The plan will create a model that will be used to widely integrate small EVs within the urban transportation network while strengthening the structure of urban environments with EV-sharing programs, according to CleanTechnica.
“We will apply these learnings to the development of future urban mobility transportation solutions, not just for China but for the world,” said GM executive vice president and president of GM China, Matt Tsien.
The Chevrolet EN-V 2.0, an update of GM’s Networked-Vehicle (EN-V) that debuted at the Expo 2010 in Shanghai, uses about a third of the footprint of a traditional late-model car, can travel up to 25 miles on a single charge, and is designed to utilize “the convergence of electrification and connectivity.” Or, in other words, it offers the mobility that many urban dwellers need to get from Point A to Point B while addressing issues like traffic congestion, parking, and pollution.

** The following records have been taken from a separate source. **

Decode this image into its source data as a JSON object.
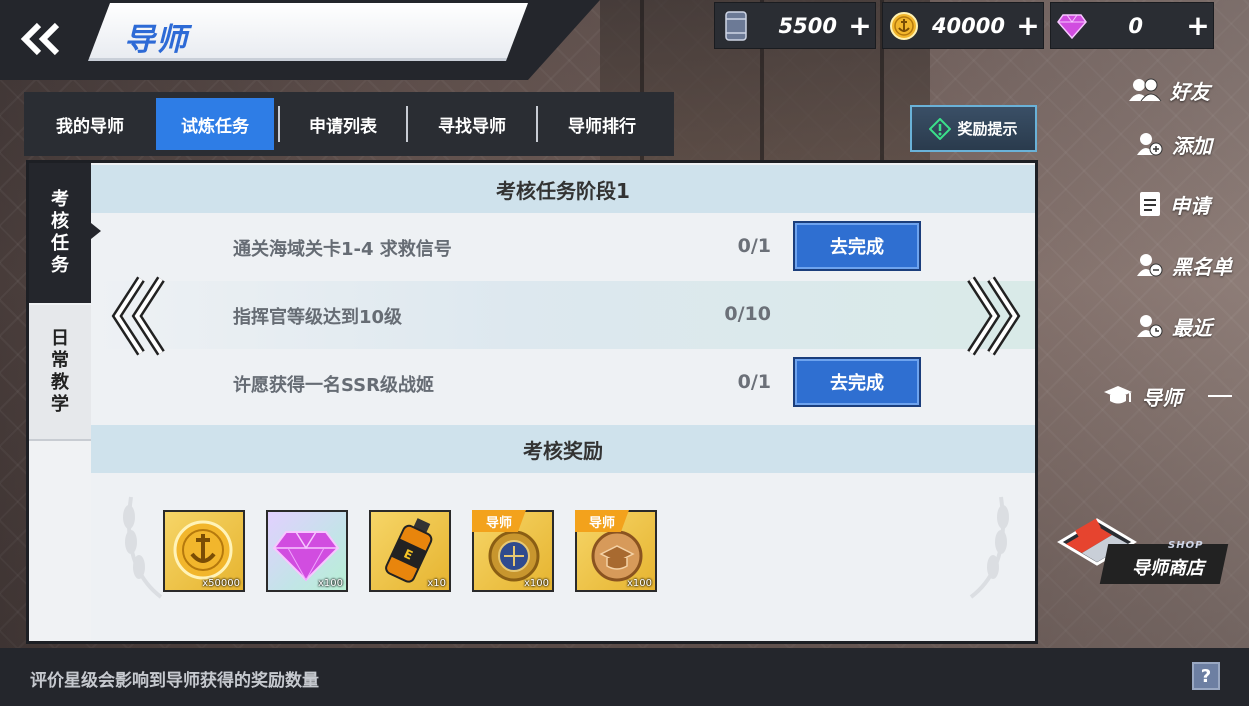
{
  "header": {
    "title": "导师",
    "back_icon": "double-chevron-left-icon"
  },
  "currencies": [
    {
      "icon": "fuel-barrel-icon",
      "amount": "5500"
    },
    {
      "icon": "gold-anchor-coin-icon",
      "amount": "40000"
    },
    {
      "icon": "purple-diamond-icon",
      "amount": "0"
    }
  ],
  "currency_add_label": "+",
  "tabs": [
    {
      "label": "我的导师",
      "active": false
    },
    {
      "label": "试炼任务",
      "active": true
    },
    {
      "label": "申请列表",
      "active": false
    },
    {
      "label": "寻找导师",
      "active": false
    },
    {
      "label": "导师排行",
      "active": false
    }
  ],
  "reward_hint_button": "奖励提示",
  "side_tabs": [
    {
      "label": "考核任务",
      "chars": [
        "考",
        "核",
        "任",
        "务"
      ],
      "active": true
    },
    {
      "label": "日常教学",
      "chars": [
        "日",
        "常",
        "教",
        "学"
      ],
      "active": false
    }
  ],
  "task_section_title": "考核任务阶段1",
  "tasks": [
    {
      "name": "通关海域关卡1-4 求救信号",
      "progress": "0/1",
      "action": "去完成"
    },
    {
      "name": "指挥官等级达到10级",
      "progress": "0/10",
      "action": ""
    },
    {
      "name": "许愿获得一名SSR级战姬",
      "progress": "0/1",
      "action": "去完成"
    }
  ],
  "reward_section_title": "考核奖励",
  "rewards": [
    {
      "icon": "gold-anchor-coin-icon",
      "qty": "x50000",
      "tag": ""
    },
    {
      "icon": "purple-diamond-icon",
      "qty": "x100",
      "tag": ""
    },
    {
      "icon": "fuel-bottle-icon",
      "qty": "x10",
      "tag": ""
    },
    {
      "icon": "mentor-badge-icon",
      "qty": "x100",
      "tag": "导师"
    },
    {
      "icon": "mentor-medal-icon",
      "qty": "x100",
      "tag": "导师"
    }
  ],
  "right_menu": [
    {
      "label": "好友",
      "icon": "friends-icon"
    },
    {
      "label": "添加",
      "icon": "add-friend-icon"
    },
    {
      "label": "申请",
      "icon": "application-icon"
    },
    {
      "label": "黑名单",
      "icon": "blacklist-icon"
    },
    {
      "label": "最近",
      "icon": "recent-icon"
    },
    {
      "label": "导师",
      "icon": "graduation-cap-icon"
    }
  ],
  "shop": {
    "label": "导师商店",
    "label_en": "SHOP"
  },
  "footer": {
    "text": "评价星级会影响到导师获得的奖励数量",
    "help_label": "?"
  },
  "colors": {
    "accent_blue": "#2e7de6",
    "dark_bar": "#24262c",
    "header_band": "#cfe2ec",
    "tag_orange": "#f3a21c"
  }
}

“Electric vehicles represent the transportation mode of the future, but the big topic now is how to develop them,” said the vice president of the Shanghai Jiao Tong University Automotive Engineering School, Yin Chengliang. “This project will explore a model that integrates electric vehicles with the transportation network and intelligent transportation system.”